**Action item**
Exclude all pictures, then copy each of the records exactly as written.

**Data for this task**
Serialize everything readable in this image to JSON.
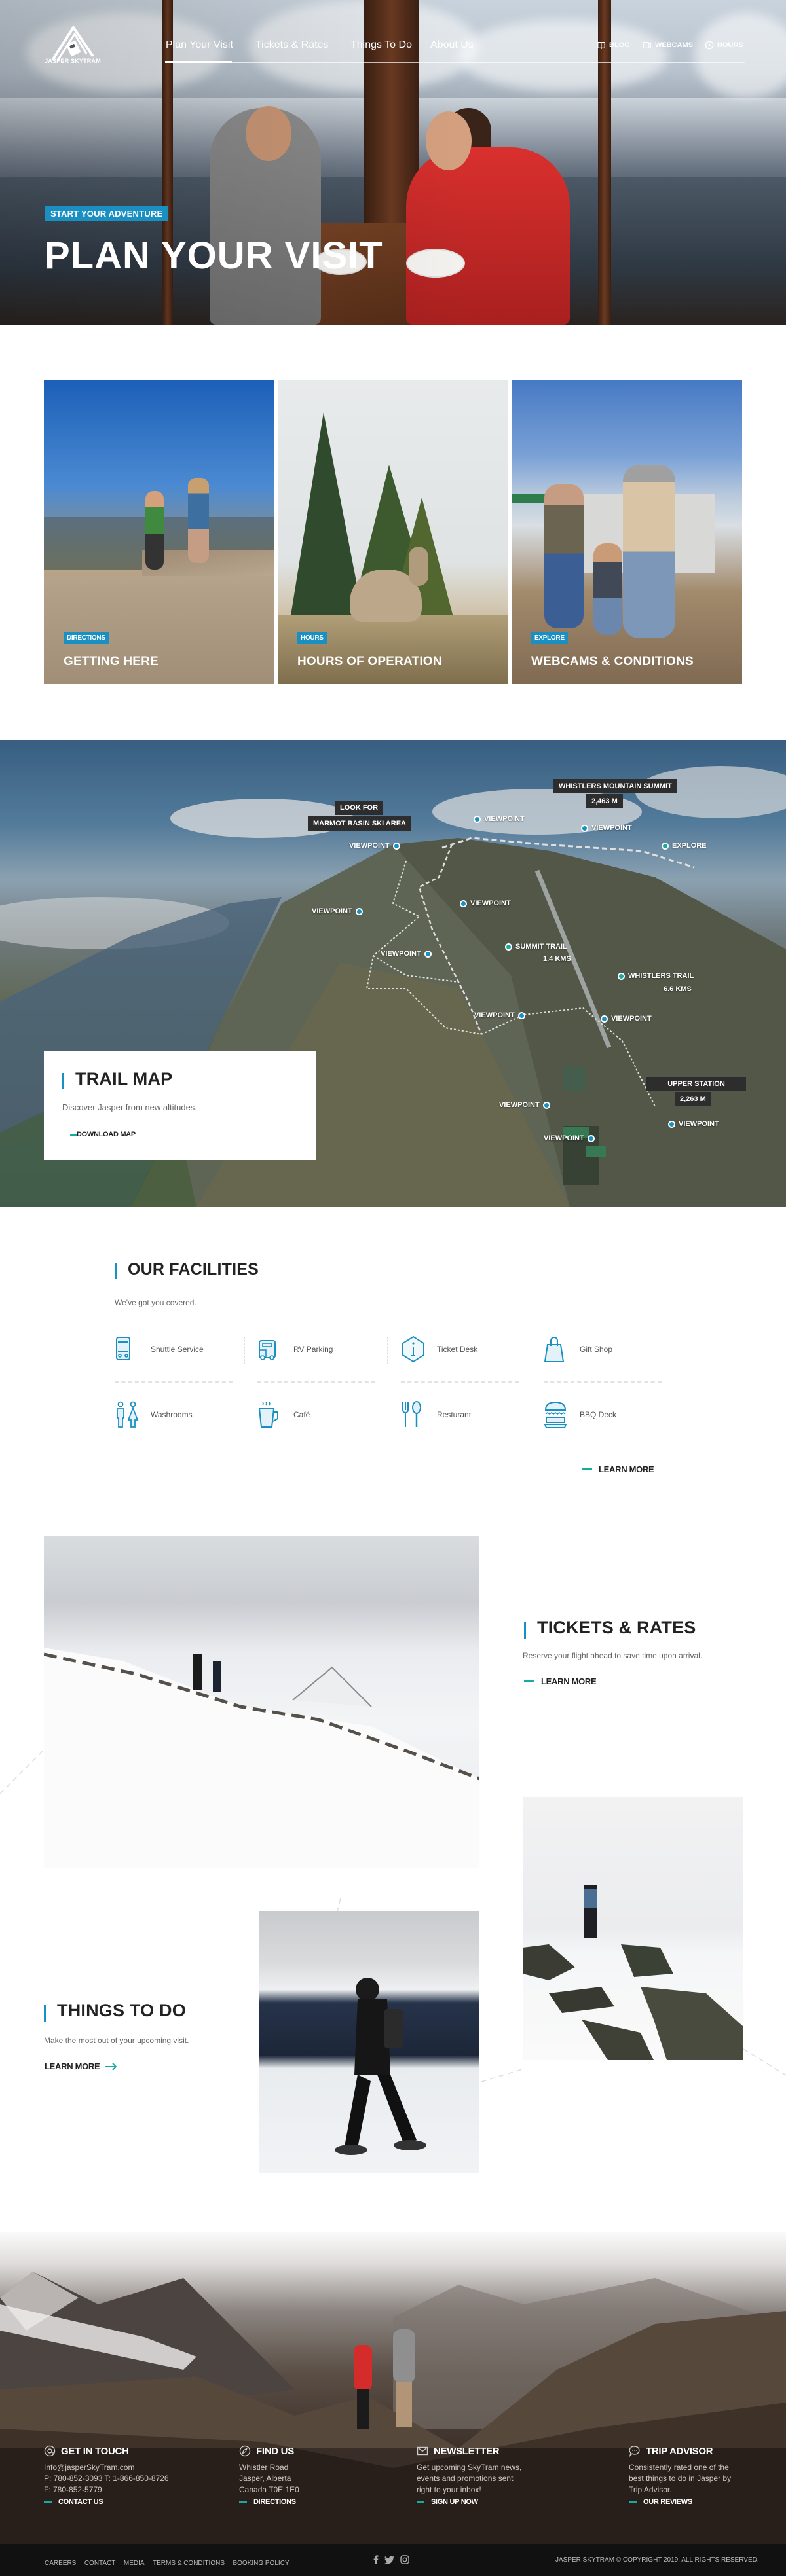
{
  "brand": {
    "name": "JASPER SKYTRAM",
    "accent": "#1a8fc2",
    "teal": "#17aaa0",
    "dark_tag": "#2d2d2d"
  },
  "nav": {
    "items": [
      {
        "label": "Plan Your Visit",
        "active": true
      },
      {
        "label": "Tickets & Rates",
        "active": false
      },
      {
        "label": "Things To Do",
        "active": false
      },
      {
        "label": "About Us",
        "active": false
      }
    ],
    "utility": [
      {
        "label": "BLOG",
        "icon": "book-icon"
      },
      {
        "label": "WEBCAMS",
        "icon": "video-icon"
      },
      {
        "label": "HOURS",
        "icon": "clock-icon"
      }
    ]
  },
  "hero": {
    "kicker": "START YOUR ADVENTURE",
    "title": "PLAN YOUR VISIT"
  },
  "cards": [
    {
      "badge": "DIRECTIONS",
      "title": "GETTING HERE"
    },
    {
      "badge": "HOURS",
      "title": "HOURS OF OPERATION"
    },
    {
      "badge": "EXPLORE",
      "title": "WEBCAMS & CONDITIONS"
    }
  ],
  "trail_map": {
    "title": "TRAIL MAP",
    "description": "Discover Jasper from new altitudes.",
    "cta": "DOWNLOAD MAP",
    "tags": {
      "look_for": "LOOK FOR",
      "marmot": "MARMOT BASIN SKI AREA",
      "summit": "WHISTLERS MOUNTAIN SUMMIT",
      "summit_elev": "2,463 M",
      "upper": "UPPER STATION",
      "upper_elev": "2,263 M"
    },
    "points": {
      "viewpoint": "VIEWPOINT",
      "explore": "EXPLORE",
      "summit_trail": "SUMMIT TRAIL",
      "summit_trail_len": "1.4 KMS",
      "whistlers_trail": "WHISTLERS TRAIL",
      "whistlers_trail_len": "6.6 KMS"
    }
  },
  "facilities": {
    "title": "OUR FACILITIES",
    "subtitle": "We've got you covered.",
    "items": [
      {
        "label": "Shuttle Service",
        "icon": "bus-icon"
      },
      {
        "label": "RV Parking",
        "icon": "rv-icon"
      },
      {
        "label": "Ticket Desk",
        "icon": "info-icon"
      },
      {
        "label": "Gift Shop",
        "icon": "shopping-bag-icon"
      },
      {
        "label": "Washrooms",
        "icon": "washroom-icon"
      },
      {
        "label": "Café",
        "icon": "coffee-icon"
      },
      {
        "label": "Resturant",
        "icon": "fork-spoon-icon"
      },
      {
        "label": "BBQ Deck",
        "icon": "burger-icon"
      }
    ],
    "cta": "LEARN MORE"
  },
  "tickets": {
    "title": "TICKETS & RATES",
    "description": "Reserve your flight ahead to save time upon arrival.",
    "cta": "LEARN MORE"
  },
  "things": {
    "title": "THINGS TO DO",
    "description": "Make the most out of your upcoming visit.",
    "cta": "LEARN MORE"
  },
  "footer": {
    "contact": {
      "title": "GET IN TOUCH",
      "email": "Info@jasperSkyTram.com",
      "phone_line": "P: 780-852-3093  T: 1-866-850-8726",
      "fax": "F: 780-852-5779",
      "cta": "CONTACT US"
    },
    "find": {
      "title": "FIND US",
      "line1": "Whistler Road",
      "line2": "Jasper, Alberta",
      "line3": "Canada T0E 1E0",
      "cta": "DIRECTIONS"
    },
    "newsletter": {
      "title": "NEWSLETTER",
      "text": "Get upcoming SkyTram news, events and promotions sent right to your inbox!",
      "cta": "SIGN UP NOW"
    },
    "tripadvisor": {
      "title": "TRIP ADVISOR",
      "text": "Consistently rated one of the best things to do in Jasper by Trip Advisor.",
      "cta": "OUR REVIEWS"
    },
    "links": [
      "CAREERS",
      "CONTACT",
      "MEDIA",
      "TERMS & CONDITIONS",
      "BOOKING POLICY"
    ],
    "social": [
      "facebook-icon",
      "twitter-icon",
      "instagram-icon"
    ],
    "copyright": "JASPER SKYTRAM  © COPYRIGHT 2019. ALL RIGHTS RESERVED."
  }
}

**Solution to this problem**
Serialize everything readable in this image to JSON.
{
  "brand": {
    "name": "JASPER SKYTRAM",
    "accent": "#1a8fc2",
    "teal": "#17aaa0",
    "dark_tag": "#2d2d2d"
  },
  "nav": {
    "items": [
      {
        "label": "Plan Your Visit",
        "active": true
      },
      {
        "label": "Tickets & Rates",
        "active": false
      },
      {
        "label": "Things To Do",
        "active": false
      },
      {
        "label": "About Us",
        "active": false
      }
    ],
    "utility": [
      {
        "label": "BLOG",
        "icon": "book-icon"
      },
      {
        "label": "WEBCAMS",
        "icon": "video-icon"
      },
      {
        "label": "HOURS",
        "icon": "clock-icon"
      }
    ]
  },
  "hero": {
    "kicker": "START YOUR ADVENTURE",
    "title": "PLAN YOUR VISIT"
  },
  "cards": [
    {
      "badge": "DIRECTIONS",
      "title": "GETTING HERE"
    },
    {
      "badge": "HOURS",
      "title": "HOURS OF OPERATION"
    },
    {
      "badge": "EXPLORE",
      "title": "WEBCAMS & CONDITIONS"
    }
  ],
  "trail_map": {
    "title": "TRAIL MAP",
    "description": "Discover Jasper from new altitudes.",
    "cta": "DOWNLOAD MAP",
    "tags": {
      "look_for": "LOOK FOR",
      "marmot": "MARMOT BASIN SKI AREA",
      "summit": "WHISTLERS MOUNTAIN SUMMIT",
      "summit_elev": "2,463 M",
      "upper": "UPPER STATION",
      "upper_elev": "2,263 M"
    },
    "points": {
      "viewpoint": "VIEWPOINT",
      "explore": "EXPLORE",
      "summit_trail": "SUMMIT TRAIL",
      "summit_trail_len": "1.4 KMS",
      "whistlers_trail": "WHISTLERS TRAIL",
      "whistlers_trail_len": "6.6 KMS"
    }
  },
  "facilities": {
    "title": "OUR FACILITIES",
    "subtitle": "We've got you covered.",
    "items": [
      {
        "label": "Shuttle Service",
        "icon": "bus-icon"
      },
      {
        "label": "RV Parking",
        "icon": "rv-icon"
      },
      {
        "label": "Ticket Desk",
        "icon": "info-icon"
      },
      {
        "label": "Gift Shop",
        "icon": "shopping-bag-icon"
      },
      {
        "label": "Washrooms",
        "icon": "washroom-icon"
      },
      {
        "label": "Café",
        "icon": "coffee-icon"
      },
      {
        "label": "Resturant",
        "icon": "fork-spoon-icon"
      },
      {
        "label": "BBQ Deck",
        "icon": "burger-icon"
      }
    ],
    "cta": "LEARN MORE"
  },
  "tickets": {
    "title": "TICKETS & RATES",
    "description": "Reserve your flight ahead to save time upon arrival.",
    "cta": "LEARN MORE"
  },
  "things": {
    "title": "THINGS TO DO",
    "description": "Make the most out of your upcoming visit.",
    "cta": "LEARN MORE"
  },
  "footer": {
    "contact": {
      "title": "GET IN TOUCH",
      "email": "Info@jasperSkyTram.com",
      "phone_line": "P: 780-852-3093  T: 1-866-850-8726",
      "fax": "F: 780-852-5779",
      "cta": "CONTACT US"
    },
    "find": {
      "title": "FIND US",
      "line1": "Whistler Road",
      "line2": "Jasper, Alberta",
      "line3": "Canada T0E 1E0",
      "cta": "DIRECTIONS"
    },
    "newsletter": {
      "title": "NEWSLETTER",
      "text": "Get upcoming SkyTram news, events and promotions sent right to your inbox!",
      "cta": "SIGN UP NOW"
    },
    "tripadvisor": {
      "title": "TRIP ADVISOR",
      "text": "Consistently rated one of the best things to do in Jasper by Trip Advisor.",
      "cta": "OUR REVIEWS"
    },
    "links": [
      "CAREERS",
      "CONTACT",
      "MEDIA",
      "TERMS & CONDITIONS",
      "BOOKING POLICY"
    ],
    "social": [
      "facebook-icon",
      "twitter-icon",
      "instagram-icon"
    ],
    "copyright": "JASPER SKYTRAM  © COPYRIGHT 2019. ALL RIGHTS RESERVED."
  }
}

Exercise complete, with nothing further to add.